[Web page and app entries]
= = = = =

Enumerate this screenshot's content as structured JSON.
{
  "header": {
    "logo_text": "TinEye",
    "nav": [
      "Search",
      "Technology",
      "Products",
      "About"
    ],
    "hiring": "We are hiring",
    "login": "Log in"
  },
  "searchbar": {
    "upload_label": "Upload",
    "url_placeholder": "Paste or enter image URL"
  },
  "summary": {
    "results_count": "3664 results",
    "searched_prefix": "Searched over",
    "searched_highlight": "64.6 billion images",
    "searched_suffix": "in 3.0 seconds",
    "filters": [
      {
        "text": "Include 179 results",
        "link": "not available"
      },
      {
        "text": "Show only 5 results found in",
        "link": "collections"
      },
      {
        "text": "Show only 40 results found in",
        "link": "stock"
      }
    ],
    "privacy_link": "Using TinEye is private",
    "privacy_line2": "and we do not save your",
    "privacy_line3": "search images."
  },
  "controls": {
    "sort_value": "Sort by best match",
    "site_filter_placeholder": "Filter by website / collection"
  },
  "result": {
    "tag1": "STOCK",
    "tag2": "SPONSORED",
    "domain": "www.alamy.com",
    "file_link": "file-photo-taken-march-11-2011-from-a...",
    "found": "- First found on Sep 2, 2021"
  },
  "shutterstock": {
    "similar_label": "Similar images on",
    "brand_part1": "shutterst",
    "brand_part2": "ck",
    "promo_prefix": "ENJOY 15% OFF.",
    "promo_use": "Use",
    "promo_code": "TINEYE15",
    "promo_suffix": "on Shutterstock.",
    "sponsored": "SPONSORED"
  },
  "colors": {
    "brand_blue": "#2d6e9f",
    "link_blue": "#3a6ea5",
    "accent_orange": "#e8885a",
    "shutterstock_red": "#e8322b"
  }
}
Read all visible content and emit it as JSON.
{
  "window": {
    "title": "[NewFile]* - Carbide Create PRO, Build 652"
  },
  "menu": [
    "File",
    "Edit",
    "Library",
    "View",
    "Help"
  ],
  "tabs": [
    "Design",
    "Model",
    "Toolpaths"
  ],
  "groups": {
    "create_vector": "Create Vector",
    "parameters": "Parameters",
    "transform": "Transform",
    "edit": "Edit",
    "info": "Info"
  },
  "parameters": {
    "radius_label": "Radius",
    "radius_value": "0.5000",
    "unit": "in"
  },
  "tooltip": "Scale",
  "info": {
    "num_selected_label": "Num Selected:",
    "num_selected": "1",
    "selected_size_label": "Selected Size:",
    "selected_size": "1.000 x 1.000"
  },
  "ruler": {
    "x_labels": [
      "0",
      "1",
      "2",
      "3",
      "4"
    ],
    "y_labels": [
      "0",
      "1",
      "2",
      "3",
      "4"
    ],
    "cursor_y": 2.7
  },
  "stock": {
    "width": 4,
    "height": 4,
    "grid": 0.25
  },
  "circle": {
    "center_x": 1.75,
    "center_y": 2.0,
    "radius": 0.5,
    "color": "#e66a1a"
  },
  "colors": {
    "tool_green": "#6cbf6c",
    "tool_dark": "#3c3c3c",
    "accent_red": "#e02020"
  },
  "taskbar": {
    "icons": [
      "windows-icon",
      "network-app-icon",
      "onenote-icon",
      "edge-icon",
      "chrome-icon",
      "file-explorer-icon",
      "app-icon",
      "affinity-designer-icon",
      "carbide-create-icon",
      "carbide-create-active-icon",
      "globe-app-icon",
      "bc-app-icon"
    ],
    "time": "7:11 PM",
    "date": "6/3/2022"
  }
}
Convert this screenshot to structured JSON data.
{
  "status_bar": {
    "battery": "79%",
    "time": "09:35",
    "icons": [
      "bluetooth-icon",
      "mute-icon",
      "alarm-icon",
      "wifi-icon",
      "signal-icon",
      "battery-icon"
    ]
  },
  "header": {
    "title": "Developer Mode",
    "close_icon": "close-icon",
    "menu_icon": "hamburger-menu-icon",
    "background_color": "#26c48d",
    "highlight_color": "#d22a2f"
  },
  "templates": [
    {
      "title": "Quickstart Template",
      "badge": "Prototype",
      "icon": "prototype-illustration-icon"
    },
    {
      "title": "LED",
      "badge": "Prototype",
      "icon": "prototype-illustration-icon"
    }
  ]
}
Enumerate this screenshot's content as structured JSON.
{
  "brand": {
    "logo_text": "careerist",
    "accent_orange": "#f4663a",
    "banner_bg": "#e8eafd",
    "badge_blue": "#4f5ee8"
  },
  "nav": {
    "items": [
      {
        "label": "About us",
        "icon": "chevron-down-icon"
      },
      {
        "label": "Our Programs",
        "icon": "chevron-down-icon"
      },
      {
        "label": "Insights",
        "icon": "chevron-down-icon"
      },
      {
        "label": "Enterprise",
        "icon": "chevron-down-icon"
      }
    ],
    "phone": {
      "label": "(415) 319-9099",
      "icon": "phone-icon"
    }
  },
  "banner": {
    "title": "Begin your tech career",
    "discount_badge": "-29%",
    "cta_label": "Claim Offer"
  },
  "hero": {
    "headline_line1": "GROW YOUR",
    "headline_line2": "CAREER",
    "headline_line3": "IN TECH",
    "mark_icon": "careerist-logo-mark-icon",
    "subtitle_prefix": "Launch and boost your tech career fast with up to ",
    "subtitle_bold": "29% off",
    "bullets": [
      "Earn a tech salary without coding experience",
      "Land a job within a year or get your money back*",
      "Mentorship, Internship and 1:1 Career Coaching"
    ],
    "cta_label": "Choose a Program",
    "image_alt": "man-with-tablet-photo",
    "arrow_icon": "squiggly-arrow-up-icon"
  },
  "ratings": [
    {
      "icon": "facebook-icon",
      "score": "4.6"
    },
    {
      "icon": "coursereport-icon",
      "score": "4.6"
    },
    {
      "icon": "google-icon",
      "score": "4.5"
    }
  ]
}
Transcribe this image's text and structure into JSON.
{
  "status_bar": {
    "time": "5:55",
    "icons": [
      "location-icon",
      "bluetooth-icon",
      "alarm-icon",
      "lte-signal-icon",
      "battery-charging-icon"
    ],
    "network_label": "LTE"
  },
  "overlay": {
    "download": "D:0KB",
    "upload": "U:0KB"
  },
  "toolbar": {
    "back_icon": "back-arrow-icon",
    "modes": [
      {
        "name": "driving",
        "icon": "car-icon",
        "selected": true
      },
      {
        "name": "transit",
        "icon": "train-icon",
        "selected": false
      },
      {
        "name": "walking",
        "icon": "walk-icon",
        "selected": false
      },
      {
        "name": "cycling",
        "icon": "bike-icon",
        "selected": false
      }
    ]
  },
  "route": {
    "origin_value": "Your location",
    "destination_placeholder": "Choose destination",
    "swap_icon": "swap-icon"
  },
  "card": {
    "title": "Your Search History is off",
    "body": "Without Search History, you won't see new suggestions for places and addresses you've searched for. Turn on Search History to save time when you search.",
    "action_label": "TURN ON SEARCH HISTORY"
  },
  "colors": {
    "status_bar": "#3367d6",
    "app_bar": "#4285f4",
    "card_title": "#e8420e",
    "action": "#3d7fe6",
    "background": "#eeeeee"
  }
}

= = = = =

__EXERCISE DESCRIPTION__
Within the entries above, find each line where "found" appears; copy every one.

__RESULT OF THIS EXERCISE__
        "text": "Show only 5 results found in",
        "text": "Show only 40 results found in",
    "found": "- First found on Sep 2, 2021"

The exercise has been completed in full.